▶ [Work instructions]: Collect every line below that contains the word "Informações".

Top of Records to use

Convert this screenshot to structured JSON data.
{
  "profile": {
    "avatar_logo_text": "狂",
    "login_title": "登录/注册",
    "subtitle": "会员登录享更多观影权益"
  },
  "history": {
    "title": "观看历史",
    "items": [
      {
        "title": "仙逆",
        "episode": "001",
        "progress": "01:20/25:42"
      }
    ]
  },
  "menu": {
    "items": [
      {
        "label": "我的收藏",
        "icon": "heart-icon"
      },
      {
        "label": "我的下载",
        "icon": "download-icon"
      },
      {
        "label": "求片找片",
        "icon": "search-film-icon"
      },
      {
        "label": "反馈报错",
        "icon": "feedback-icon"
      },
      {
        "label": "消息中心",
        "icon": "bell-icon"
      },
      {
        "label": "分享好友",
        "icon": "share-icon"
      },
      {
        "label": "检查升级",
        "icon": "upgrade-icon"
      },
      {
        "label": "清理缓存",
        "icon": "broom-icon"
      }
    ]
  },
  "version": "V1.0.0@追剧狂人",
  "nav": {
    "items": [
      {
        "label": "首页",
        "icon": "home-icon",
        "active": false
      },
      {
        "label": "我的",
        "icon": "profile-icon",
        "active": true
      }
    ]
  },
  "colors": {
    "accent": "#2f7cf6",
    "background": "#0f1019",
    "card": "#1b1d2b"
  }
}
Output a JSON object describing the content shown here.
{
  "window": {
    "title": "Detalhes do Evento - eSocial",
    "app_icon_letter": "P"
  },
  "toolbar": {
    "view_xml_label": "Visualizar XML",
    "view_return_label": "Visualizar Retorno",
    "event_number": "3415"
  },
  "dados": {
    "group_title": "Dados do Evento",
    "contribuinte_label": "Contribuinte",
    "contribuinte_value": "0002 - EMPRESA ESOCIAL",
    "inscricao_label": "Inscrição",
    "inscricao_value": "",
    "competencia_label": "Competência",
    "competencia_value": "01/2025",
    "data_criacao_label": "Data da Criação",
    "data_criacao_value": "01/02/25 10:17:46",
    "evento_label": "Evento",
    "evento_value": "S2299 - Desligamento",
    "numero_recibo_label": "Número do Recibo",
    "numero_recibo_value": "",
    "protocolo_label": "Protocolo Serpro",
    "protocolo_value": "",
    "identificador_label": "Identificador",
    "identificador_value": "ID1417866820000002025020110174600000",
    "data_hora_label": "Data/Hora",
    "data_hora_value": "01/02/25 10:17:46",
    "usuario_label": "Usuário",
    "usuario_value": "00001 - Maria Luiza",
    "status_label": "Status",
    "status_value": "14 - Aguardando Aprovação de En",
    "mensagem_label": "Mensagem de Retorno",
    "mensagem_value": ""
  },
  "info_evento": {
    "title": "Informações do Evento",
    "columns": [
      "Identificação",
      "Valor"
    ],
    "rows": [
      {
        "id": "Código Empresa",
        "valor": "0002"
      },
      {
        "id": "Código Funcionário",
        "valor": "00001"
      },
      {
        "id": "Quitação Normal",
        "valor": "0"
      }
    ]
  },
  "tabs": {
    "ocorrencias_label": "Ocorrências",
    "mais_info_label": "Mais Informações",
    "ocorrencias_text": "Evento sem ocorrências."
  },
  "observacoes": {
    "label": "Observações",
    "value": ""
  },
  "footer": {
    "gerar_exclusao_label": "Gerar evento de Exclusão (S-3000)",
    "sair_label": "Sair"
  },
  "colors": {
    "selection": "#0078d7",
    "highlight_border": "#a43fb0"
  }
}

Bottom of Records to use

▶ [Output below]:
    "title": "Informações do Evento",
    "mais_info_label": "Mais Informações",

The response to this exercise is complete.